We have now successfully learned about various Git Clients and a few common commands in the previous tutorials. Since we have now Installed Git in our system and learned about it, it is time for some practical on Git Bash. We will try to make some changes to the configuration file of Git and set up our credentials using Git Bash. I hope you remember, we will be using Git Bash only for this course. In this tutorial, we will
- Set Up Default Credentials for Git Config
- View list of User's Settings of Git Config
Before going on to these sections, we should first understand why we need to make changes to our configuration file as we install Git or start using it for the first time.
Why set up Configuration File in Git?
As we install Git in our system, the configuration file takes default values for some of the fields. This means Git starts by setting the same files for every user. Although many of these values are default and are kept that way, but the personal ones should not. This creates a conflict in the identity of the programmer among the team about which we will see through an example in this section. So when you first start Git, the common default files (that are common to every user) are searched inside the /etc/gitconfig file of the Git. Once these are set, Git has to see the files specific to a particular user. These specific files are available under ~/.gitconfig or ~/.config/git/config file. The specific file includes your username, your name, etc.
Visit your Git Bash and type the following command to see the personal Configuration Settings.
Don't worry about the VI editor. We will discuss it while we set up our text editor. Press enter and see your configuration file. Mine is already set to show you. You will not get any value if you have not already set it.
Let see an example to see why we need to set up these values while working on a project. Many people work on one project but the only thing that can identify you is your username or email. If you don't configure these values inside your config file, these values (name and email, etc) are taken randomly. So when you commit any change, this change is reflected along with your username and email which are random and no one will be able to recognize or remember your credentials. This creates a lot of problems in the team. Hence, we should change this config file.
How to Set Up Default Credentials for Git Config?
Set user's UserName in Git Config
The first change that we will be making inside our config file will be changing our username in Git. To change our username, follow these steps.
Open Git Bash in your system. Type the following command with your username:
git config --global user.name "Your UserName"
Note: Since I entered my own username above, that displays Rajora, Harish. Also changing your username will only affect your future commits and none of your past commits.
This will change the user name to the value you gave in the command. Press enter and if nothing happened, the name was changed successfully.
You might get some error which would be self-explained by Git. For example if you forget to put the "." in between user and name, you might get an error like this
Set user's Email in Git Config
After executing the above command successfully, we will change our email. Type the following command
git config --global user.email "Your EmailID"
It will change the email id in the Git Config to the email id you mentioned in the command.
Note: It is very important to note that we use --global for personal config files while we use --system to make changes to the default file discussed in the above section. This file should be retained as it is.
How to view a list of User's Settings of Git Config?
Once you have set all the values in the configuration file, you can view all the settings also through Git Bash.
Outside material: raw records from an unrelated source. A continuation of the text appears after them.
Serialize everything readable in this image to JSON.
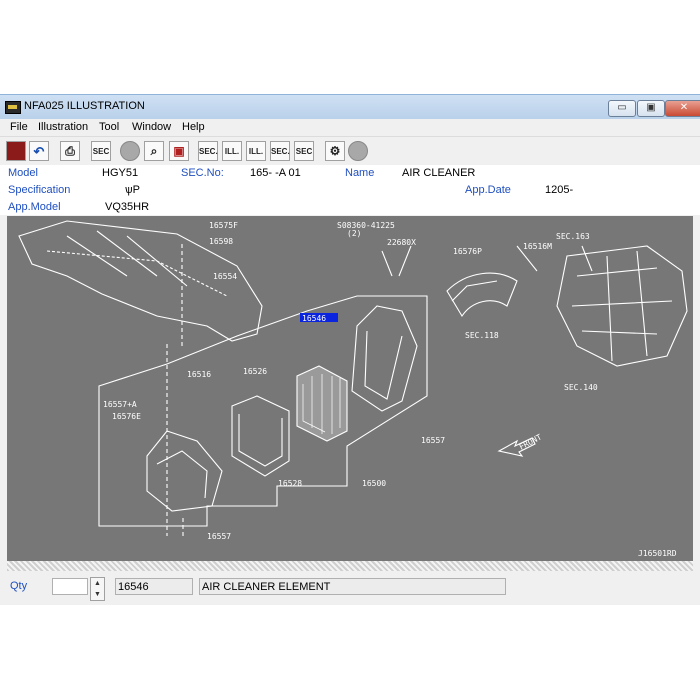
{
  "window": {
    "title": "NFA025  ILLUSTRATION",
    "minimize": "▭",
    "maximize": "▣",
    "close": "✕"
  },
  "menu": [
    "File",
    "Illustration",
    "Tool",
    "Window",
    "Help"
  ],
  "toolbar": {
    "sec1": "SEC",
    "sec2": "SEC.",
    "ill1": "ILL.",
    "ill2": "ILL.",
    "sec3": "SEC.",
    "sec4": "SEC"
  },
  "info": {
    "model_label": "Model",
    "model_value": "HGY51",
    "secno_label": "SEC.No:",
    "secno_value": "165-  -A 01",
    "name_label": "Name",
    "name_value": "AIR CLEANER",
    "spec_label": "Specification",
    "spec_value": "ѱР",
    "appdate_label": "App.Date",
    "appdate_value": "1205-",
    "appmodel_label": "App.Model",
    "appmodel_value": "VQ35HR"
  },
  "diagram": {
    "labels": [
      "16575F",
      "16598",
      "16554",
      "S08360-41225",
      "(2)",
      "22680X",
      "16576P",
      "16516M",
      "SEC.163",
      "16546",
      "SEC.118",
      "16526",
      "16516",
      "16557+A",
      "16576E",
      "16557",
      "FRONT",
      "16528",
      "16500",
      "16557",
      "SEC.140",
      "J16501RD"
    ],
    "highlighted_part": "16546"
  },
  "bottom": {
    "qty_label": "Qty",
    "qty_value": "",
    "part_no": "16546",
    "part_name": "AIR CLEANER ELEMENT"
  }
}
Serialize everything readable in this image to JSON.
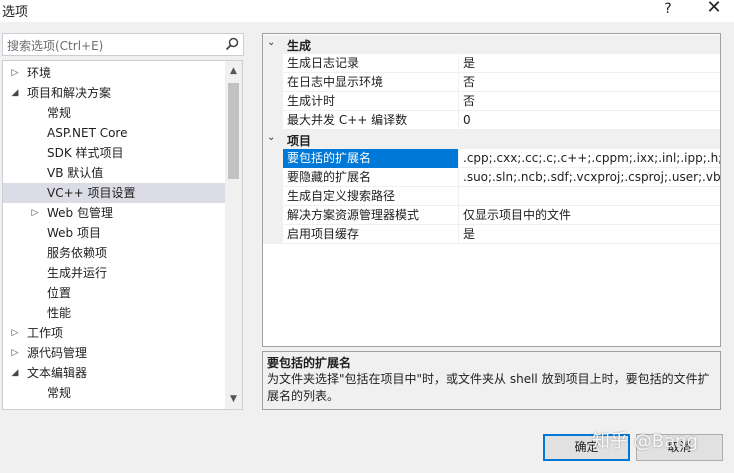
{
  "window": {
    "title": "选项",
    "help_glyph": "?",
    "close_glyph": "✕"
  },
  "search": {
    "placeholder": "搜索选项(Ctrl+E)"
  },
  "tree": [
    {
      "label": "环境",
      "level": 0,
      "arrow": "▷",
      "selected": false
    },
    {
      "label": "项目和解决方案",
      "level": 0,
      "arrow": "◢",
      "selected": false
    },
    {
      "label": "常规",
      "level": 1,
      "arrow": "",
      "selected": false
    },
    {
      "label": "ASP.NET Core",
      "level": 1,
      "arrow": "",
      "selected": false
    },
    {
      "label": "SDK 样式项目",
      "level": 1,
      "arrow": "",
      "selected": false
    },
    {
      "label": "VB 默认值",
      "level": 1,
      "arrow": "",
      "selected": false
    },
    {
      "label": "VC++ 项目设置",
      "level": 1,
      "arrow": "",
      "selected": true
    },
    {
      "label": "Web 包管理",
      "level": 1,
      "arrow": "▷",
      "selected": false
    },
    {
      "label": "Web 项目",
      "level": 1,
      "arrow": "",
      "selected": false
    },
    {
      "label": "服务依赖项",
      "level": 1,
      "arrow": "",
      "selected": false
    },
    {
      "label": "生成并运行",
      "level": 1,
      "arrow": "",
      "selected": false
    },
    {
      "label": "位置",
      "level": 1,
      "arrow": "",
      "selected": false
    },
    {
      "label": "性能",
      "level": 1,
      "arrow": "",
      "selected": false
    },
    {
      "label": "工作项",
      "level": 0,
      "arrow": "▷",
      "selected": false
    },
    {
      "label": "源代码管理",
      "level": 0,
      "arrow": "▷",
      "selected": false
    },
    {
      "label": "文本编辑器",
      "level": 0,
      "arrow": "◢",
      "selected": false
    },
    {
      "label": "常规",
      "level": 1,
      "arrow": "",
      "selected": false
    }
  ],
  "grid": {
    "categories": [
      {
        "name": "生成",
        "arrow": "⌄",
        "properties": [
          {
            "name": "生成日志记录",
            "value": "是",
            "selected": false
          },
          {
            "name": "在日志中显示环境",
            "value": "否",
            "selected": false
          },
          {
            "name": "生成计时",
            "value": "否",
            "selected": false
          },
          {
            "name": "最大并发 C++ 编译数",
            "value": "0",
            "selected": false
          }
        ]
      },
      {
        "name": "项目",
        "arrow": "⌄",
        "properties": [
          {
            "name": "要包括的扩展名",
            "value": ".cpp;.cxx;.cc;.c;.c++;.cppm;.ixx;.inl;.ipp;.h;.hxx;.",
            "selected": true
          },
          {
            "name": "要隐藏的扩展名",
            "value": ".suo;.sln;.ncb;.sdf;.vcxproj;.csproj;.user;.vbpro",
            "selected": false
          },
          {
            "name": "生成自定义搜索路径",
            "value": "",
            "selected": false
          },
          {
            "name": "解决方案资源管理器模式",
            "value": "仅显示项目中的文件",
            "selected": false
          },
          {
            "name": "启用项目缓存",
            "value": "是",
            "selected": false
          }
        ]
      }
    ]
  },
  "description": {
    "title": "要包括的扩展名",
    "text": "为文件夹选择\"包括在项目中\"时，或文件夹从 shell 放到项目上时，要包括的文件扩展名的列表。"
  },
  "buttons": {
    "ok": "确定",
    "cancel": "取消"
  },
  "watermark": "知乎 @Bang",
  "colors": {
    "selection_blue": "#0078d7",
    "tree_selected": "#dcdce6",
    "panel_bg": "#f0f0f0"
  }
}
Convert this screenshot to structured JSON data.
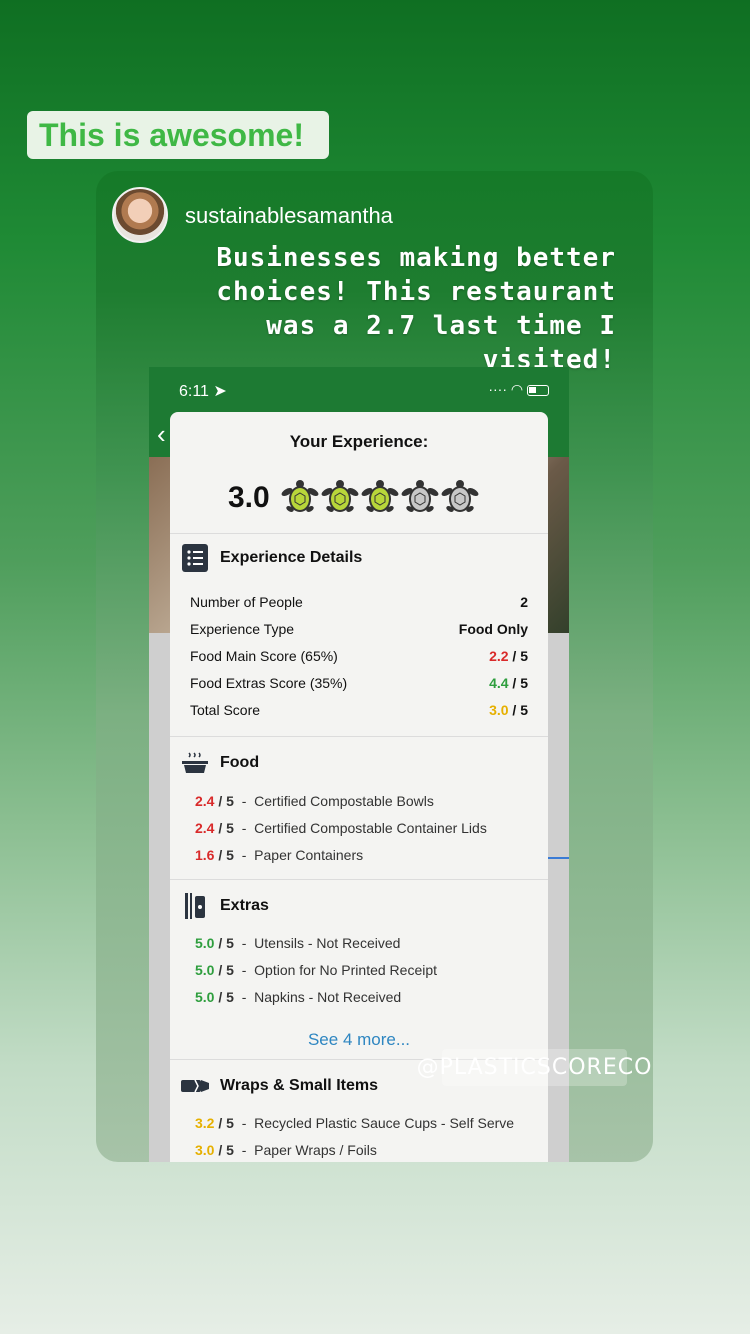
{
  "caption": "This is awesome!",
  "post": {
    "username": "sustainablesamantha",
    "text": "Businesses making better choices! This restaurant was a 2.7 last time I visited!"
  },
  "phone": {
    "time": "6:11",
    "experience_title": "Your Experience:",
    "score": "3.0",
    "turtles_filled": 3,
    "turtles_total": 5,
    "details": {
      "title": "Experience Details",
      "rows": [
        {
          "label": "Number of People",
          "value": "2",
          "suffix": ""
        },
        {
          "label": "Experience Type",
          "value": "Food Only",
          "suffix": ""
        },
        {
          "label": "Food Main Score (65%)",
          "value": "2.2",
          "suffix": " / 5"
        },
        {
          "label": "Food Extras Score (35%)",
          "value": "4.4",
          "suffix": " / 5"
        },
        {
          "label": "Total Score",
          "value": "3.0",
          "suffix": " / 5"
        }
      ]
    },
    "food": {
      "title": "Food",
      "items": [
        {
          "score": "2.4",
          "label": "Certified Compostable Bowls"
        },
        {
          "score": "2.4",
          "label": "Certified Compostable Container Lids"
        },
        {
          "score": "1.6",
          "label": "Paper Containers"
        }
      ]
    },
    "extras": {
      "title": "Extras",
      "items": [
        {
          "score": "5.0",
          "label": "Utensils - Not Received"
        },
        {
          "score": "5.0",
          "label": "Option for No Printed Receipt"
        },
        {
          "score": "5.0",
          "label": "Napkins - Not Received"
        }
      ],
      "see_more": "See 4 more..."
    },
    "wraps": {
      "title": "Wraps & Small Items",
      "items": [
        {
          "score": "3.2",
          "label": "Recycled Plastic Sauce Cups - Self Serve"
        },
        {
          "score": "3.0",
          "label": "Paper Wraps / Foils"
        }
      ]
    },
    "score_suffix": " / 5",
    "score_sep": "  -  "
  },
  "watermark": "@PLASTICSCORECO",
  "colors": {
    "red": "#d92a2a",
    "green": "#2e9e3e",
    "yellow": "#e6b000",
    "link": "#2e86c1"
  },
  "icons": [
    "list-icon",
    "food-container-icon",
    "utensils-icon",
    "wrap-icon",
    "turtle-icon",
    "location-arrow-icon",
    "wifi-icon",
    "battery-icon"
  ]
}
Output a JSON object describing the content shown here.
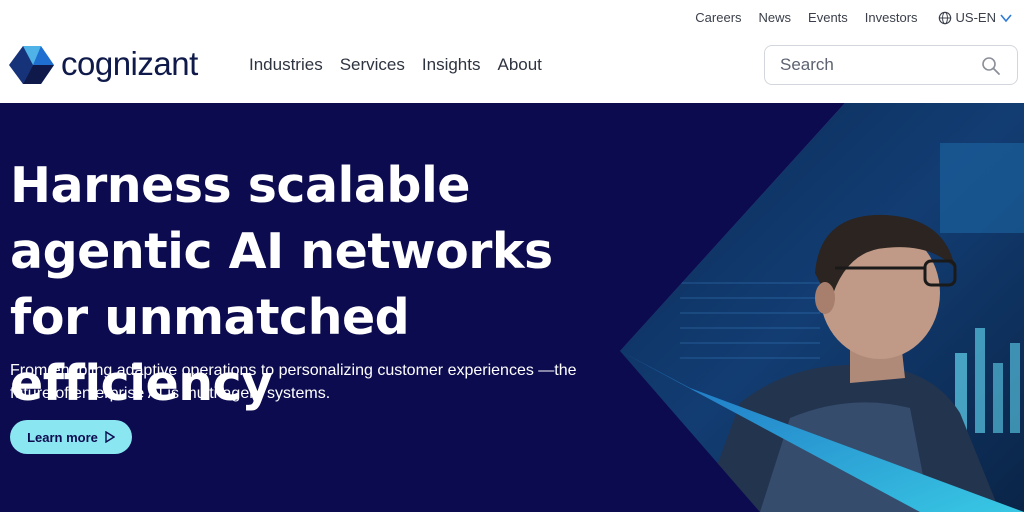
{
  "utility_nav": {
    "items": [
      "Careers",
      "News",
      "Events",
      "Investors"
    ],
    "language": "US-EN"
  },
  "brand": {
    "name": "cognizant"
  },
  "main_nav": {
    "items": [
      "Industries",
      "Services",
      "Insights",
      "About"
    ]
  },
  "search": {
    "placeholder": "Search"
  },
  "hero": {
    "title": "Harness scalable agentic AI networks for unmatched efficiency",
    "subtitle": "From enabling adaptive operations to personalizing customer experiences —the future of enterprise AI is multi-agent systems.",
    "cta_label": "Learn more"
  },
  "icons": {
    "globe": "globe-icon",
    "chevron": "chevron-down-icon",
    "search": "search-icon",
    "cta_arrow": "play-triangle-icon"
  },
  "colors": {
    "hero_background": "#0c0b4f",
    "brand_navy": "#0f1a4a",
    "cta_background": "#8ae6f0",
    "accent_blue": "#2f7bd6",
    "accent_purple": "#6a3fb5"
  }
}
View the complete list of setting in Git Config
For that go to Git Bash and type this command.
git config --list
Press enter and you can see all the settings including the ones that we just set up in the above section.
View a particular setting in Git Config
You can also check for a particular setting in the configuration file instead of opening the complete list. To see this follow these simple steps.
In the Git Bash type the following command:
git config --global <key>
<key> here refers to the name of the setting that you want to see. For the example above the key is user.name that we set up in the above sections. You need to remember the key-value exactly as it is. In this example, it is not a username but user.name. If you cannot remember, you can always display the complete list of config files.
Press enter to see the key-value
I here strongly recommend visiting Git Config page about git --config and get your hands dirty on it after reading this tutorial.